▶ [What is being asked]
Throughout the listing below, copy each line containing "WHEEL".

▶ [Source information]
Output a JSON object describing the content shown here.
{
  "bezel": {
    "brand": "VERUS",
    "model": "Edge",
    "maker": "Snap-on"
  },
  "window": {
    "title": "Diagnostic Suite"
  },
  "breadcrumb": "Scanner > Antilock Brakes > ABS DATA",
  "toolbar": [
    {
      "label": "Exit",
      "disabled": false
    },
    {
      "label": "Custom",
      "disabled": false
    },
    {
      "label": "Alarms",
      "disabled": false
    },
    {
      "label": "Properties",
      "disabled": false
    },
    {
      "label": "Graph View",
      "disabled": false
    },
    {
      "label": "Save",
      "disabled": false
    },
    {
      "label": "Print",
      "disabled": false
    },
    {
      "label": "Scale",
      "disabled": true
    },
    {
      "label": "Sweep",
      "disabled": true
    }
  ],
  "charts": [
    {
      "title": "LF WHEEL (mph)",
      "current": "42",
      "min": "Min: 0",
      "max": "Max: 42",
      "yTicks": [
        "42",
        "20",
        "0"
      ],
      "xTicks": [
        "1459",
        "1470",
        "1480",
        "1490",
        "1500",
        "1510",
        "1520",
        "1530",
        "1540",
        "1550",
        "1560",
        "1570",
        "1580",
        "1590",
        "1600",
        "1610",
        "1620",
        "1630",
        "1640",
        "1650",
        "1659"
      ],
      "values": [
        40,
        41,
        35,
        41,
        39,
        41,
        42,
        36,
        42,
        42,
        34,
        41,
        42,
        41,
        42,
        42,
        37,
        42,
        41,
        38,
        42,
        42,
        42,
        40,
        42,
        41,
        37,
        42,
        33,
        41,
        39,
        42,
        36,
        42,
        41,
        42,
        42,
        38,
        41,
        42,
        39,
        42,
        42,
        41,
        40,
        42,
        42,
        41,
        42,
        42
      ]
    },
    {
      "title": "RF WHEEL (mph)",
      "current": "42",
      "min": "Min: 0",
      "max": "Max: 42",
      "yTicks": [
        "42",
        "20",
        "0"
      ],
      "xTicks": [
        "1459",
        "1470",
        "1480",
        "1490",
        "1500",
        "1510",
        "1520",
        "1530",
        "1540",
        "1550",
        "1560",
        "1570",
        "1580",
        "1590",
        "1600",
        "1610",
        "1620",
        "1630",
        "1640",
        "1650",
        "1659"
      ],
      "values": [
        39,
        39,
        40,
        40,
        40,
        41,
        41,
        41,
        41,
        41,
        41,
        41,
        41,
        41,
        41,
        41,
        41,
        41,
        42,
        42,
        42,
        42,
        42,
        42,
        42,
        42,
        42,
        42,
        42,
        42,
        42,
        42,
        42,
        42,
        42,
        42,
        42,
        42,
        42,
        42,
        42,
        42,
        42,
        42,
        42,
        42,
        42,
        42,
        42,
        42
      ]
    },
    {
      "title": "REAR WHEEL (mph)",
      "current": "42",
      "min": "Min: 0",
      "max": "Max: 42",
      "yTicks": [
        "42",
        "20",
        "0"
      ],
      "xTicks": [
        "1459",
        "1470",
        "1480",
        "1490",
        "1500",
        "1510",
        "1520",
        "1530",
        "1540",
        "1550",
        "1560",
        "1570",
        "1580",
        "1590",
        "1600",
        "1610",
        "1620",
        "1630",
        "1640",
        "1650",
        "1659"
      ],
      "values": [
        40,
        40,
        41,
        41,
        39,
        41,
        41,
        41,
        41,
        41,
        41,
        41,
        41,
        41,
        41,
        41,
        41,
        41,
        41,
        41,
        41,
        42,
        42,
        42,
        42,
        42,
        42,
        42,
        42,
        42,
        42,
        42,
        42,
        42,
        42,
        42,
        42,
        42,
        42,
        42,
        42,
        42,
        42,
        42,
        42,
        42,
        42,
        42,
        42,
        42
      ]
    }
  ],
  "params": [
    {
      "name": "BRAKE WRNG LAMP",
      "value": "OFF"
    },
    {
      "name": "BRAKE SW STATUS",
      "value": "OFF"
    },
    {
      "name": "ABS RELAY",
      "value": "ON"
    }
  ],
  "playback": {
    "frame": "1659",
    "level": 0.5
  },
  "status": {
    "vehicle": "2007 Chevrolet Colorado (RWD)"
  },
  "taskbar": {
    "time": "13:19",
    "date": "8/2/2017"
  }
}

▶ [Reply]
      "title": "LF WHEEL (mph)",
      "title": "RF WHEEL (mph)",
      "title": "REAR WHEEL (mph)",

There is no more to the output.